Problem details:
Reproduce the data exactly, leaving nothing out.

Data for processing:
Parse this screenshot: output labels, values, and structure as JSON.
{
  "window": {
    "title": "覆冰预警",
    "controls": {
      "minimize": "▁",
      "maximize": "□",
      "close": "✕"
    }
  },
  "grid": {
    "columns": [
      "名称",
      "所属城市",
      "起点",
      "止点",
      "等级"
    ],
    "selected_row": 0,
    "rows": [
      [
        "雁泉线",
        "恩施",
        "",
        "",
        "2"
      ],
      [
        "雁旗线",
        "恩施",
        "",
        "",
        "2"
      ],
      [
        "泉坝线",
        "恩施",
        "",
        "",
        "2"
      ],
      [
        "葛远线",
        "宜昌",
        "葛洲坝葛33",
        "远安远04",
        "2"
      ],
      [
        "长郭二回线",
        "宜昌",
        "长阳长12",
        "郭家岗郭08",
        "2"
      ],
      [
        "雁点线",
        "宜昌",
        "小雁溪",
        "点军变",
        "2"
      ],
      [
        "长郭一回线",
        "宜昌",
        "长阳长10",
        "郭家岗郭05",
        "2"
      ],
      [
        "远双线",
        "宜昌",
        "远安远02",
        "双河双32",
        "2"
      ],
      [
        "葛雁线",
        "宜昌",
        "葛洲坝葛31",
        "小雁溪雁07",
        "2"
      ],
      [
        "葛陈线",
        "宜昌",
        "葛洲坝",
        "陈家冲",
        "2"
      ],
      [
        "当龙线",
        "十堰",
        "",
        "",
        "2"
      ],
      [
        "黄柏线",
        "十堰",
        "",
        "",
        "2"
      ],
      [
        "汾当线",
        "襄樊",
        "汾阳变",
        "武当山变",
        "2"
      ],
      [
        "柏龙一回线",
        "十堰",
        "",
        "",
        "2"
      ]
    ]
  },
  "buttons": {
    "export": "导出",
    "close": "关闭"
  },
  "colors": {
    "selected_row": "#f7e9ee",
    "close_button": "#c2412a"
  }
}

Task result:
Parse this screenshot: output labels, values, and structure as JSON.
{
  "window": {
    "title": "覆冰预警",
    "controls": {
      "minimize": "▁",
      "maximize": "□",
      "close": "✕"
    }
  },
  "grid": {
    "columns": [
      "名称",
      "所属城市",
      "起点",
      "止点",
      "等级"
    ],
    "selected_row": 0,
    "rows": [
      [
        "雁泉线",
        "恩施",
        "",
        "",
        "2"
      ],
      [
        "雁旗线",
        "恩施",
        "",
        "",
        "2"
      ],
      [
        "泉坝线",
        "恩施",
        "",
        "",
        "2"
      ],
      [
        "葛远线",
        "宜昌",
        "葛洲坝葛33",
        "远安远04",
        "2"
      ],
      [
        "长郭二回线",
        "宜昌",
        "长阳长12",
        "郭家岗郭08",
        "2"
      ],
      [
        "雁点线",
        "宜昌",
        "小雁溪",
        "点军变",
        "2"
      ],
      [
        "长郭一回线",
        "宜昌",
        "长阳长10",
        "郭家岗郭05",
        "2"
      ],
      [
        "远双线",
        "宜昌",
        "远安远02",
        "双河双32",
        "2"
      ],
      [
        "葛雁线",
        "宜昌",
        "葛洲坝葛31",
        "小雁溪雁07",
        "2"
      ],
      [
        "葛陈线",
        "宜昌",
        "葛洲坝",
        "陈家冲",
        "2"
      ],
      [
        "当龙线",
        "十堰",
        "",
        "",
        "2"
      ],
      [
        "黄柏线",
        "十堰",
        "",
        "",
        "2"
      ],
      [
        "汾当线",
        "襄樊",
        "汾阳变",
        "武当山变",
        "2"
      ],
      [
        "柏龙一回线",
        "十堰",
        "",
        "",
        "2"
      ]
    ]
  },
  "buttons": {
    "export": "导出",
    "close": "关闭"
  },
  "colors": {
    "selected_row": "#f7e9ee",
    "close_button": "#c2412a"
  }
}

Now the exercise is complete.